Things haven’t changed much. Even today, that is basically all you need to practice Shodo.
Interestingly though, today, only about 30% of everything I create for the studio is made with brush and ink. The other 70% is made with, well, modern technology.
What I love the most about the studio is that it lets me straddle between two worlds. One foot set on the ancient tradition of Shodo practice integrated with Zen and martial arts. It lets me immerse myself in pure practice– the simplicity of action and awareness of movements. The silence, the focus, the mindfulness of using nothing but simple tools. The other foot set in the modern world of high speed wi-fi connections, smart phones, computers, cameras, websites and social media.
I’m not a tech geek, but I enjoy a variety of tech toys; anything that enables me to share my views and tell a story. Since a very young age I liked films and story telling. As a kid I always said I wanted to be a filmmaker. I never pursued this dream when I was young. Fortunately, however, technology reached the level where I now have the tools to make any movie I want.
My YouTube Channel serves two purposes; to share what I’ve learned about Japanese Calligraphy with the hopes that I can inspire more people begin Shodo practice, and to scratch my itch to make movies. With YouTube I have found the perfect venue to combine these two worlds.
I haven’t always been up to speed with the latest technology and trends. It wasn’t until relatively recent that I was able to merge these two worlds.
Let me take you back and tell you how I got to where I am today with technology.
My father had a dot matrix printer. Nobody could sleep at night if he was using it because of the insanely loud high pitched noise of the impact printing. We would print banners just for fun, and the occasional school work, although at the time a typewriter was often preferred.
My father was fond of computers. Although we couldn’t afford the latest and greatest, he would manage to work on the systems we had to make them perform better. I remember the first time we installed Windows 95 and how cool it was.
But the real breakthrough came with the now infamous sound of the dial-up modem connecting to the internet. All of a sudden the world was connected, we had email, information was at our fingertips.
My first attempt at online content creation happened around 1998 when I created the website for my first dojo, Goshinkan. The internet was blooming that year. We had a family email address, and a dial-up connection, which we were only allowed to use after 9:00 pm because if someone try to call the house the phone call would not be able to make it through. My uncle had been playing around with HTML code and told me of a website that taught basic HTML. I learned that I could make a website simply by writing some code in a text editor. Every night, after 9:00 pm, I stayed up and played around with it. Soon enough I was able to put together some basic pages. I wanted to publish a website and the perfect opportunity to do so was to create a webpage for my dojo.
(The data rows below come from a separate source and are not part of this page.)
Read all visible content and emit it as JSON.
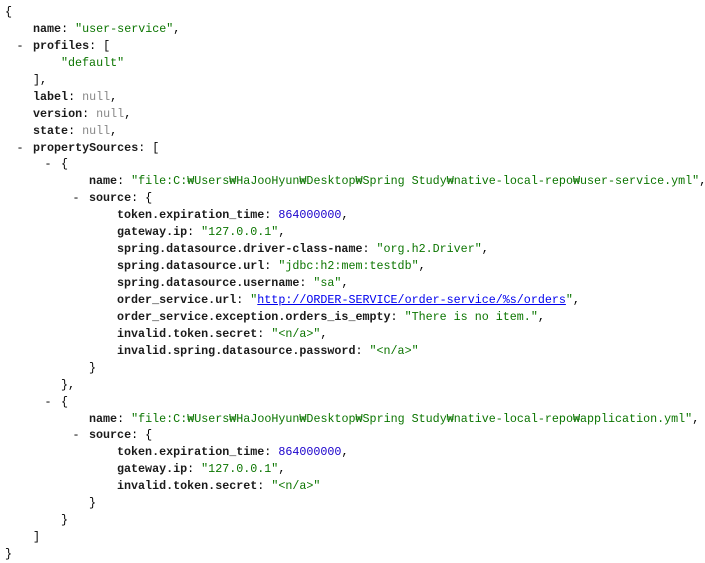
{
  "document": {
    "name": "user-service",
    "profiles": [
      "default"
    ],
    "label": null,
    "version": null,
    "state": null,
    "propertySources": [
      {
        "name": "file:C:₩Users₩HaJooHyun₩Desktop₩Spring Study₩native-local-repo₩user-service.yml",
        "source": {
          "token.expiration_time": 864000000,
          "gateway.ip": "127.0.0.1",
          "spring.datasource.driver-class-name": "org.h2.Driver",
          "spring.datasource.url": "jdbc:h2:mem:testdb",
          "spring.datasource.username": "sa",
          "order_service.url": "http://ORDER-SERVICE/order-service/%s/orders",
          "order_service.exception.orders_is_empty": "There is no item.",
          "invalid.token.secret": "<n/a>",
          "invalid.spring.datasource.password": "<n/a>"
        }
      },
      {
        "name": "file:C:₩Users₩HaJooHyun₩Desktop₩Spring Study₩native-local-repo₩application.yml",
        "source": {
          "token.expiration_time": 864000000,
          "gateway.ip": "127.0.0.1",
          "invalid.token.secret": "<n/a>"
        }
      }
    ]
  },
  "colors": {
    "key": "#1a1a1a",
    "string": "#0b7500",
    "number": "#1a01cc",
    "null": "#888888",
    "link": "#0000ee"
  },
  "icons": {
    "collapse": "minus-icon"
  }
}
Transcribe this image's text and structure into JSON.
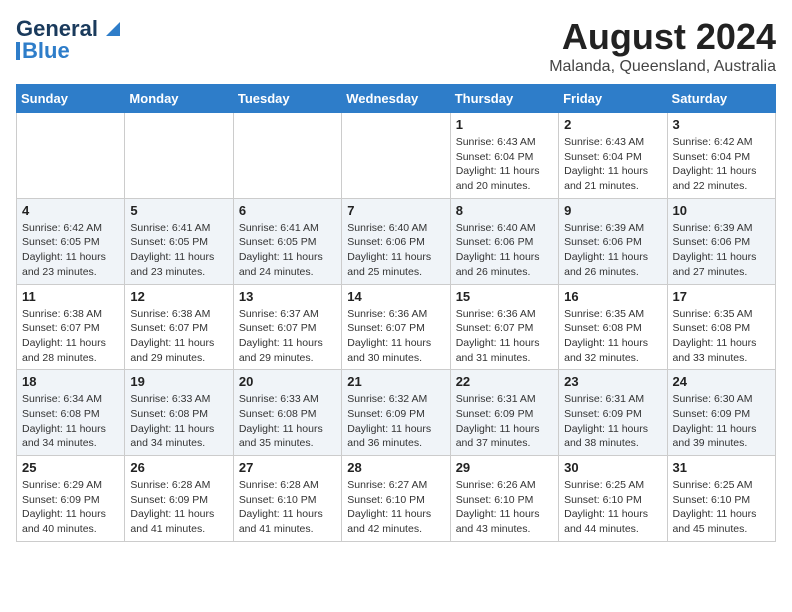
{
  "header": {
    "logo_general": "General",
    "logo_blue": "Blue",
    "title": "August 2024",
    "subtitle": "Malanda, Queensland, Australia"
  },
  "calendar": {
    "days_of_week": [
      "Sunday",
      "Monday",
      "Tuesday",
      "Wednesday",
      "Thursday",
      "Friday",
      "Saturday"
    ],
    "weeks": [
      [
        {
          "day": "",
          "info": ""
        },
        {
          "day": "",
          "info": ""
        },
        {
          "day": "",
          "info": ""
        },
        {
          "day": "",
          "info": ""
        },
        {
          "day": "1",
          "info": "Sunrise: 6:43 AM\nSunset: 6:04 PM\nDaylight: 11 hours\nand 20 minutes."
        },
        {
          "day": "2",
          "info": "Sunrise: 6:43 AM\nSunset: 6:04 PM\nDaylight: 11 hours\nand 21 minutes."
        },
        {
          "day": "3",
          "info": "Sunrise: 6:42 AM\nSunset: 6:04 PM\nDaylight: 11 hours\nand 22 minutes."
        }
      ],
      [
        {
          "day": "4",
          "info": "Sunrise: 6:42 AM\nSunset: 6:05 PM\nDaylight: 11 hours\nand 23 minutes."
        },
        {
          "day": "5",
          "info": "Sunrise: 6:41 AM\nSunset: 6:05 PM\nDaylight: 11 hours\nand 23 minutes."
        },
        {
          "day": "6",
          "info": "Sunrise: 6:41 AM\nSunset: 6:05 PM\nDaylight: 11 hours\nand 24 minutes."
        },
        {
          "day": "7",
          "info": "Sunrise: 6:40 AM\nSunset: 6:06 PM\nDaylight: 11 hours\nand 25 minutes."
        },
        {
          "day": "8",
          "info": "Sunrise: 6:40 AM\nSunset: 6:06 PM\nDaylight: 11 hours\nand 26 minutes."
        },
        {
          "day": "9",
          "info": "Sunrise: 6:39 AM\nSunset: 6:06 PM\nDaylight: 11 hours\nand 26 minutes."
        },
        {
          "day": "10",
          "info": "Sunrise: 6:39 AM\nSunset: 6:06 PM\nDaylight: 11 hours\nand 27 minutes."
        }
      ],
      [
        {
          "day": "11",
          "info": "Sunrise: 6:38 AM\nSunset: 6:07 PM\nDaylight: 11 hours\nand 28 minutes."
        },
        {
          "day": "12",
          "info": "Sunrise: 6:38 AM\nSunset: 6:07 PM\nDaylight: 11 hours\nand 29 minutes."
        },
        {
          "day": "13",
          "info": "Sunrise: 6:37 AM\nSunset: 6:07 PM\nDaylight: 11 hours\nand 29 minutes."
        },
        {
          "day": "14",
          "info": "Sunrise: 6:36 AM\nSunset: 6:07 PM\nDaylight: 11 hours\nand 30 minutes."
        },
        {
          "day": "15",
          "info": "Sunrise: 6:36 AM\nSunset: 6:07 PM\nDaylight: 11 hours\nand 31 minutes."
        },
        {
          "day": "16",
          "info": "Sunrise: 6:35 AM\nSunset: 6:08 PM\nDaylight: 11 hours\nand 32 minutes."
        },
        {
          "day": "17",
          "info": "Sunrise: 6:35 AM\nSunset: 6:08 PM\nDaylight: 11 hours\nand 33 minutes."
        }
      ],
      [
        {
          "day": "18",
          "info": "Sunrise: 6:34 AM\nSunset: 6:08 PM\nDaylight: 11 hours\nand 34 minutes."
        },
        {
          "day": "19",
          "info": "Sunrise: 6:33 AM\nSunset: 6:08 PM\nDaylight: 11 hours\nand 34 minutes."
        },
        {
          "day": "20",
          "info": "Sunrise: 6:33 AM\nSunset: 6:08 PM\nDaylight: 11 hours\nand 35 minutes."
        },
        {
          "day": "21",
          "info": "Sunrise: 6:32 AM\nSunset: 6:09 PM\nDaylight: 11 hours\nand 36 minutes."
        },
        {
          "day": "22",
          "info": "Sunrise: 6:31 AM\nSunset: 6:09 PM\nDaylight: 11 hours\nand 37 minutes."
        },
        {
          "day": "23",
          "info": "Sunrise: 6:31 AM\nSunset: 6:09 PM\nDaylight: 11 hours\nand 38 minutes."
        },
        {
          "day": "24",
          "info": "Sunrise: 6:30 AM\nSunset: 6:09 PM\nDaylight: 11 hours\nand 39 minutes."
        }
      ],
      [
        {
          "day": "25",
          "info": "Sunrise: 6:29 AM\nSunset: 6:09 PM\nDaylight: 11 hours\nand 40 minutes."
        },
        {
          "day": "26",
          "info": "Sunrise: 6:28 AM\nSunset: 6:09 PM\nDaylight: 11 hours\nand 41 minutes."
        },
        {
          "day": "27",
          "info": "Sunrise: 6:28 AM\nSunset: 6:10 PM\nDaylight: 11 hours\nand 41 minutes."
        },
        {
          "day": "28",
          "info": "Sunrise: 6:27 AM\nSunset: 6:10 PM\nDaylight: 11 hours\nand 42 minutes."
        },
        {
          "day": "29",
          "info": "Sunrise: 6:26 AM\nSunset: 6:10 PM\nDaylight: 11 hours\nand 43 minutes."
        },
        {
          "day": "30",
          "info": "Sunrise: 6:25 AM\nSunset: 6:10 PM\nDaylight: 11 hours\nand 44 minutes."
        },
        {
          "day": "31",
          "info": "Sunrise: 6:25 AM\nSunset: 6:10 PM\nDaylight: 11 hours\nand 45 minutes."
        }
      ]
    ]
  }
}
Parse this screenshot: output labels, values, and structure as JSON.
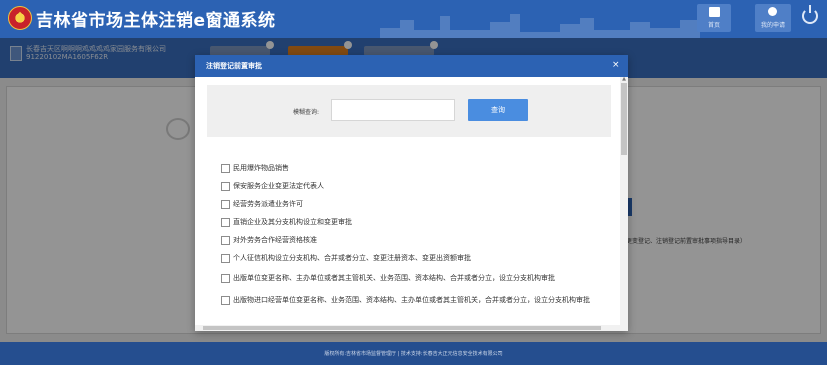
{
  "header": {
    "site_title": "吉林省市场主体注销e窗通系统",
    "home_label": "首页",
    "applications_label": "我的申请"
  },
  "subbar": {
    "company_name": "长春吉天区啊啊啊鸡鸡鸡鸡家园服务有限公司",
    "credit_code": "91220102MA1605F62R"
  },
  "background": {
    "hint_text": "更变登记、注销登记前置审批事项指导目录）"
  },
  "modal": {
    "title": "注销登记前置审批",
    "close_symbol": "×",
    "search_label": "模糊查询:",
    "search_value": "",
    "search_placeholder": "",
    "search_button": "查询",
    "items": [
      "民用爆炸物品销售",
      "保安服务企业变更法定代表人",
      "经营劳务派遣业务许可",
      "直销企业及其分支机构设立和变更审批",
      "对外劳务合作经营资格核准",
      "个人征信机构设立分支机构、合并或者分立、变更注册资本、变更出资额审批",
      "出版单位变更名称、主办单位或者其主管机关、业务范围、资本结构、合并或者分立，设立分支机构审批",
      "出版物进口经营单位变更名称、业务范围、资本结构、主办单位或者其主管机关，合并或者分立，设立分支机构审批"
    ]
  },
  "footer": {
    "text": "版权所有:吉林省市场监督管理厅 | 技术支持:长春吉大正元信息安全技术有限公司"
  },
  "colors": {
    "header_blue": "#2c62b3",
    "button_blue": "#4a8de0",
    "footer_blue": "#254e8f",
    "active_tab_orange": "#e0801e"
  }
}
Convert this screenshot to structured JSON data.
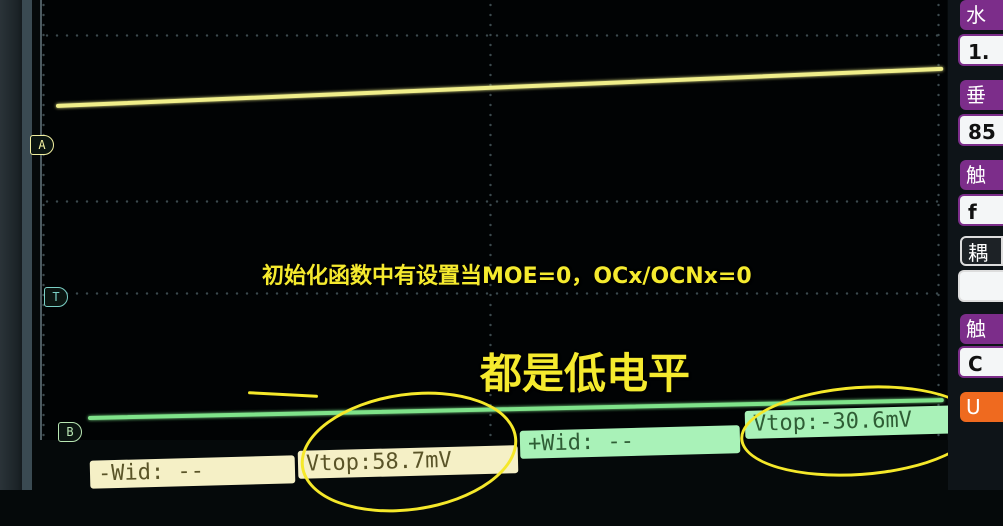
{
  "markers": {
    "a": "A",
    "t": "T",
    "b": "B"
  },
  "captions": {
    "line1": "初始化函数中有设置当MOE=0，OCx/OCNx=0",
    "line2": "都是低电平"
  },
  "measurements": {
    "neg_width": "-Wid: --",
    "vtop_ch1": "Vtop:58.7mV",
    "pos_width": "+Wid: --",
    "vtop_ch2": "Vtop:-30.6mV"
  },
  "right_panel": {
    "tab1": "水",
    "val1": "1.",
    "tab2": "垂",
    "val2": "85",
    "tab3": "触",
    "val3": "f",
    "tab4": "耦",
    "val4": "",
    "tab5": "触",
    "val5": "C",
    "tab6": "U"
  },
  "colors": {
    "trace_a": "#f0ee8a",
    "trace_b": "#7fe38a",
    "caption": "#f5ea2e",
    "annotation": "#f5e82a"
  }
}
I pitched the idea to Sensei Ruiz, she agreed, and a few weeks later Goshinkan Dojo was online.
In 2001 I moved to Rhode Island to attend college. This was not an easy year. My grandmother passed away in February, Toyoda Sensei passed away in July, and the terrorist attacks in New York City happened in September. It was the first time I was away from home for such a long period of time. My English was broken, I was afraid I was not going to pass Biology. I didn’t have many friends. The only home I had was my new dojo: Shoshinkan. When I told Toyoda Sensei I was moving to Rhode Island he sent me to train with Gallo Sensei at Shoshinkan Dojo. I trained every night. It was the only place I felt comfortable. During the next two years I was somewhat disconnected. I didn’t own a cellphone. I didn’t have a computer. Technology was moving forward but I was still stuck in Windows 95 and HTML codes. I knew things were changing but I was intimidated.
In 2002 I moved to Cape Cod and worked all summer cooking at a restaurant. I was making some money and spending none of it. I bought my first cellphone, a Nokia 3310, and at the end of the season I spent most of my money on my very first computer: the HP Pavillion notebook.
Back in school now I had a laptop and ethernet connection under my arm. Proficient in Windows XP I catapulted to a new digital era. I was downloading music, videos, movies, and reading all over the internet. I had all this technology around me but I wasn’t creating anything, I was strictly consuming. I consumed the internet for two years until I graduated from college in 2004.
I left Rhode Island and went home for a brief period of time. But in 2005 I returned back to Rhode Island determined to become a chef. I worked two jobs, trained in Aikido, and began a serious romantic relationship.
I was about to enter another period of time where technology kept moving forward and I was left behind.
to be continued on “If there is a will, there is a way”